How can we stop the spread of the Aussie Flu?
Friday, January 19th, 2018 | Blog
The Aussie Flu outbreak has recently been consuming the media, but what can you do to protect yourself from this?
People tend to think of the Flu as being ‘just a bad cold’ however, it is a serious disease that can result in complications, and that’s no different for the Strain H3N2. It has been labelled the Aussie Flu because it’s the same strain that has recently affected citizens in Australia.
How healthcare workers can protect themselves from the Aussie Flu:
The flu jab is free each year for healthcare workers, and is a great way to ensure you are protected. Take a look at our blog ‘6 reasons why healthcare professionals should utilise their free flu jab!’ to find out more about why as a healthcare worker you should make sure you are vaccinated against the flu.
Additionally, if more people are having the flu jab it is a great way to improve herd immunity, as it will help protect the wider population. The more people that get vaccinated, the less it can spread within the community.
Flu symptoms to look out for:
The flu can come on very quickly and as there are many symptoms some being similar to a cold, it is important to know what to look out for. Flu symptoms include sudden fever, headaches, chills, aches, a runny nose and a dry cough. A cold causes sneezing, a sore throat, blocked nose and a cough.
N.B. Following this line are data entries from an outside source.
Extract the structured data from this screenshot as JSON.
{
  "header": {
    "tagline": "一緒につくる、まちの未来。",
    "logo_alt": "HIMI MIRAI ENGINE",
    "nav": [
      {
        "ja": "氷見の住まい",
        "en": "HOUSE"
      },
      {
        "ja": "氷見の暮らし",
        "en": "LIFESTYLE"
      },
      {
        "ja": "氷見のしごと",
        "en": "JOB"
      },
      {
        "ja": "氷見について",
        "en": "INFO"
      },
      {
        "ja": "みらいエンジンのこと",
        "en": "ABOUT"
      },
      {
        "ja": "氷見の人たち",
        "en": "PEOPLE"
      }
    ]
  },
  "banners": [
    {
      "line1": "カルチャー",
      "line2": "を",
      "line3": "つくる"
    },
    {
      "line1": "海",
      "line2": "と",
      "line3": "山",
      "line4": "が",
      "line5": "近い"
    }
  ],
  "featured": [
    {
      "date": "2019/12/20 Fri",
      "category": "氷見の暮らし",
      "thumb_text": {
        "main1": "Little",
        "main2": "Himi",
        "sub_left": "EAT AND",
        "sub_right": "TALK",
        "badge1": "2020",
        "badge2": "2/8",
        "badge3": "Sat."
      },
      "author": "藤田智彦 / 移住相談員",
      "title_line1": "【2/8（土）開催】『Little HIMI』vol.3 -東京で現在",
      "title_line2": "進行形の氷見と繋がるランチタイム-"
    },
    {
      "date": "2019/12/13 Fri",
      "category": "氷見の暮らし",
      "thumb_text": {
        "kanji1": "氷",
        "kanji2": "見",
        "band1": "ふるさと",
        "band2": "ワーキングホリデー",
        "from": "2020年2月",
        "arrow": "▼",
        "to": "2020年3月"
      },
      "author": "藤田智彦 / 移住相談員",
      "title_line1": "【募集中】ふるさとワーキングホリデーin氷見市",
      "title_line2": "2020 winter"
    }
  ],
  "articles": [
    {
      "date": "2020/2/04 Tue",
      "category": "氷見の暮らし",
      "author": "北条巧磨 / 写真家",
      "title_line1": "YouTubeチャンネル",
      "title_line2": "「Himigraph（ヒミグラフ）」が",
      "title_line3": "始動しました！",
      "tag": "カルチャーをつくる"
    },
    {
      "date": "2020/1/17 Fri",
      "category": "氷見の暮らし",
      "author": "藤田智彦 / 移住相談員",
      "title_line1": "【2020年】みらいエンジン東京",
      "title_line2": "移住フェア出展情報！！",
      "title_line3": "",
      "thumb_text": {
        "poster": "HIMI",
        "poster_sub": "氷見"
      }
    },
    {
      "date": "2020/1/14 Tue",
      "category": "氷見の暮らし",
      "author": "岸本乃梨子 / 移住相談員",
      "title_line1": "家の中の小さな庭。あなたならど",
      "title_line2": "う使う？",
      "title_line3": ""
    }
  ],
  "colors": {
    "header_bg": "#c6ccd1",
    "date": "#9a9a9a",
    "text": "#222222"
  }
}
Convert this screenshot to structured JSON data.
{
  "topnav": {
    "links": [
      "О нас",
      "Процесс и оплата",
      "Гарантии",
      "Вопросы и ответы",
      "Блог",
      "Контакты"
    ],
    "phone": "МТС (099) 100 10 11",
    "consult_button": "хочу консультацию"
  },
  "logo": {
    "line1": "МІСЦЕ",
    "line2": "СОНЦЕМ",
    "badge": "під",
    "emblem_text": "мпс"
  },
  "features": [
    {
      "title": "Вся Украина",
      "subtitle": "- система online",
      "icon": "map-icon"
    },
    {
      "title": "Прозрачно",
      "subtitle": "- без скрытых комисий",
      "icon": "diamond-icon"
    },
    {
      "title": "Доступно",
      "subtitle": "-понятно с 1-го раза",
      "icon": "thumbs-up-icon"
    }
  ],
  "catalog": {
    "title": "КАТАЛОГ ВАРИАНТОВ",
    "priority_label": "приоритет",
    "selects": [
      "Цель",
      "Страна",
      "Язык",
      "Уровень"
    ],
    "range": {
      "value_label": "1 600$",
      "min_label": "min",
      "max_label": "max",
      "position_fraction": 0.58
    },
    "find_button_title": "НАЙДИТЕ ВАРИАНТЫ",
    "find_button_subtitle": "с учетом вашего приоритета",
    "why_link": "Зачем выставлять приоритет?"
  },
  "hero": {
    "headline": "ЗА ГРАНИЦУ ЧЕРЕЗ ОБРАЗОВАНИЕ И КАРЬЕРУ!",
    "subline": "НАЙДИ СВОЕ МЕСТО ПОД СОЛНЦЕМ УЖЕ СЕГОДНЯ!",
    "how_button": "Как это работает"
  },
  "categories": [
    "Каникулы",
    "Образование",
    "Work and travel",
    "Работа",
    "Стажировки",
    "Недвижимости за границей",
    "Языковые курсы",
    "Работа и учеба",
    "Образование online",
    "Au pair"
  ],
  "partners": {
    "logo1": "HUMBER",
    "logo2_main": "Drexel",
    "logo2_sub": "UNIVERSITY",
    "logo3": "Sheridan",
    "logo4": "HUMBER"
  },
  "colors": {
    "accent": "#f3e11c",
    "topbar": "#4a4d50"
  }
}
A cold develops gradually over a few days whereas the symptoms of flu can often appear a lot more quickly!
The flu can leave you feeling fatigued for some time afterwards and lasts about a week, whereas a cold can be quickly overcome.
How you can help stop the spread of Flu:
Getting lots of sleep is important to keep germs at bay. Being run down is the perfect opportunity for the flu to take hold, so look after yourself!
Wrap up warm. The fact that flu is often called the ‘Winter Flu’ says it all… Our immune system doesn’t work as well when we are cold, so viruses are more likely to take hold. There is evidence that failing to wrap up warmly is directly linked to becoming ill with a cough and a bunged-up nose (NHS Choices).
You can also help prevent transmission by following the NHS advice on ‘catch it, bin it, kill it’ to make sure you won’t transfer your germs to surfaces to be touched by others! Also, avoid touching your eyes, nose and mouth. You can become infected if you touch an infected surface and then touch these areas.
It might sound obvious, but taking paracetamol or Ibuprofen is a great way to fight your infection. You can seek advice from a pharmacist on what may be recommended however, it is only recommended to visit a doctor if symptoms haven’t improved after 7 days.
If you have anybody in your family who is suffering from the flu, you can help stop the spread of the infection by keeping the sick person at home, limiting contact between them and others and avoid sharing washcloths, towels, dishes and utensils.